*** Block opens ***
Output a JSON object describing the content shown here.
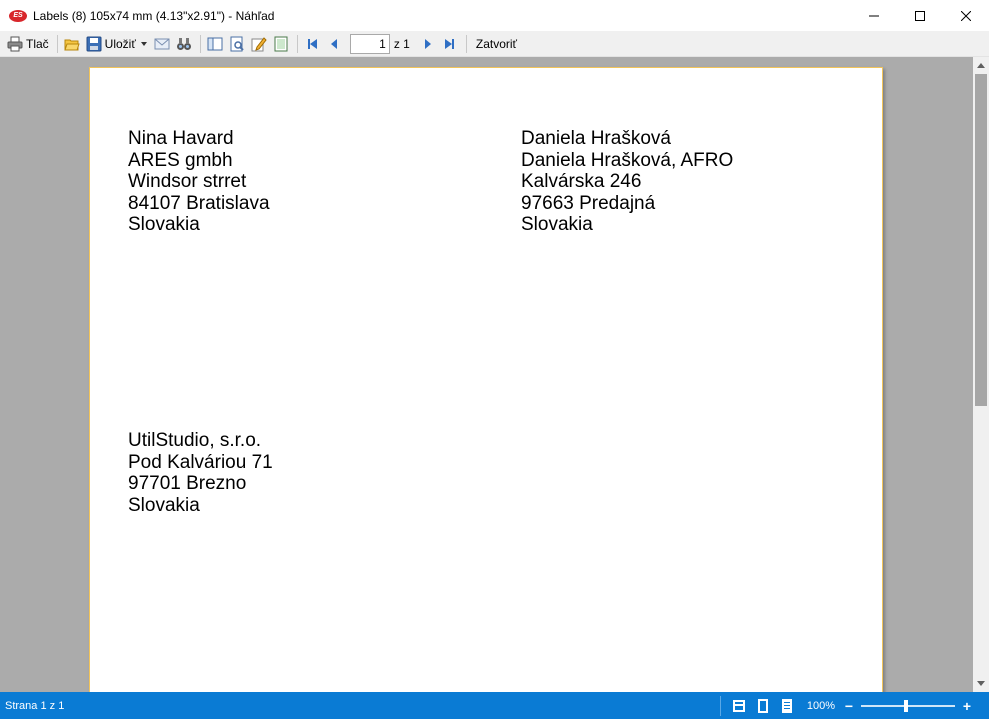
{
  "window": {
    "title": "Labels (8) 105x74 mm (4.13\"x2.91\") - Náhľad",
    "logo_text": "ES"
  },
  "toolbar": {
    "print_label": "Tlač",
    "save_label": "Uložiť",
    "page_current": "1",
    "page_of": "z 1",
    "close_label": "Zatvoriť"
  },
  "labels": [
    {
      "lines": [
        "Nina Havard",
        "ARES gmbh",
        "Windsor strret",
        "84107 Bratislava",
        "Slovakia"
      ]
    },
    {
      "lines": [
        "Daniela Hrašková",
        "Daniela Hrašková, AFRO",
        "Kalvárska 246",
        "97663 Predajná",
        "Slovakia"
      ]
    },
    {
      "lines": [
        "UtilStudio, s.r.o.",
        "Pod Kalváriou 71",
        "97701 Brezno",
        "Slovakia"
      ]
    }
  ],
  "status": {
    "page_text": "Strana 1 z 1",
    "zoom": "100%",
    "zoom_minus": "−",
    "zoom_plus": "+"
  },
  "colors": {
    "statusbar": "#0a7bd4",
    "page_border": "#f2c45a",
    "preview_bg": "#ababab"
  }
}
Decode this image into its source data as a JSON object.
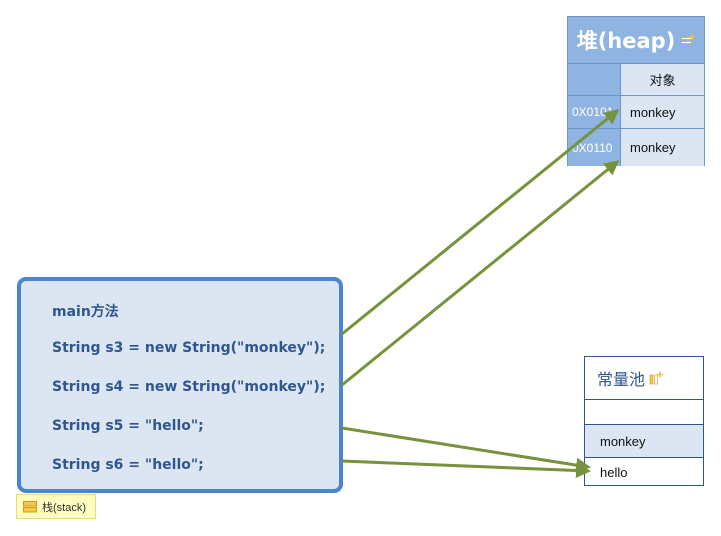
{
  "stack": {
    "lines": [
      "main方法",
      "String s3 = new String(\"monkey\");",
      "String s4 = new String(\"monkey\");",
      "String s5 = \"hello\";",
      "String s6 = \"hello\";"
    ],
    "tag_label": "栈(stack)",
    "tag_icon": "stack-icon"
  },
  "heap": {
    "title": "堆(heap)",
    "title_icon": "add-node-icon",
    "column_header": "对象",
    "rows": [
      {
        "address": "0X0101",
        "value": "monkey"
      },
      {
        "address": "0X0110",
        "value": "monkey"
      }
    ]
  },
  "pool": {
    "title": "常量池",
    "title_icon": "add-node-icon",
    "rows": [
      "",
      "monkey",
      "hello"
    ]
  },
  "colors": {
    "stack_border": "#4a86cd",
    "stack_fill": "#dce6f3",
    "heap_header": "#8fb4e2",
    "arrow": "#76923c",
    "text_blue": "#2f568f"
  }
}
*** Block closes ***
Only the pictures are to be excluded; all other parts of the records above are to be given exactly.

Output a JSON object describing the content shown here.
{
  "window": {
    "title": "Labels (8) 105x74 mm (4.13\"x2.91\") - Náhľad",
    "logo_text": "ES"
  },
  "toolbar": {
    "print_label": "Tlač",
    "save_label": "Uložiť",
    "page_current": "1",
    "page_of": "z 1",
    "close_label": "Zatvoriť"
  },
  "labels": [
    {
      "lines": [
        "Nina Havard",
        "ARES gmbh",
        "Windsor strret",
        "84107 Bratislava",
        "Slovakia"
      ]
    },
    {
      "lines": [
        "Daniela Hrašková",
        "Daniela Hrašková, AFRO",
        "Kalvárska 246",
        "97663 Predajná",
        "Slovakia"
      ]
    },
    {
      "lines": [
        "UtilStudio, s.r.o.",
        "Pod Kalváriou 71",
        "97701 Brezno",
        "Slovakia"
      ]
    }
  ],
  "status": {
    "page_text": "Strana 1 z 1",
    "zoom": "100%",
    "zoom_minus": "−",
    "zoom_plus": "+"
  },
  "colors": {
    "statusbar": "#0a7bd4",
    "page_border": "#f2c45a",
    "preview_bg": "#ababab"
  }
}
Decode this image into its source data as a JSON object.
{
  "stack": {
    "lines": [
      "main方法",
      "String s3 = new String(\"monkey\");",
      "String s4 = new String(\"monkey\");",
      "String s5 = \"hello\";",
      "String s6 = \"hello\";"
    ],
    "tag_label": "栈(stack)",
    "tag_icon": "stack-icon"
  },
  "heap": {
    "title": "堆(heap)",
    "title_icon": "add-node-icon",
    "column_header": "对象",
    "rows": [
      {
        "address": "0X0101",
        "value": "monkey"
      },
      {
        "address": "0X0110",
        "value": "monkey"
      }
    ]
  },
  "pool": {
    "title": "常量池",
    "title_icon": "add-node-icon",
    "rows": [
      "",
      "monkey",
      "hello"
    ]
  },
  "colors": {
    "stack_border": "#4a86cd",
    "stack_fill": "#dce6f3",
    "heap_header": "#8fb4e2",
    "arrow": "#76923c",
    "text_blue": "#2f568f"
  }
}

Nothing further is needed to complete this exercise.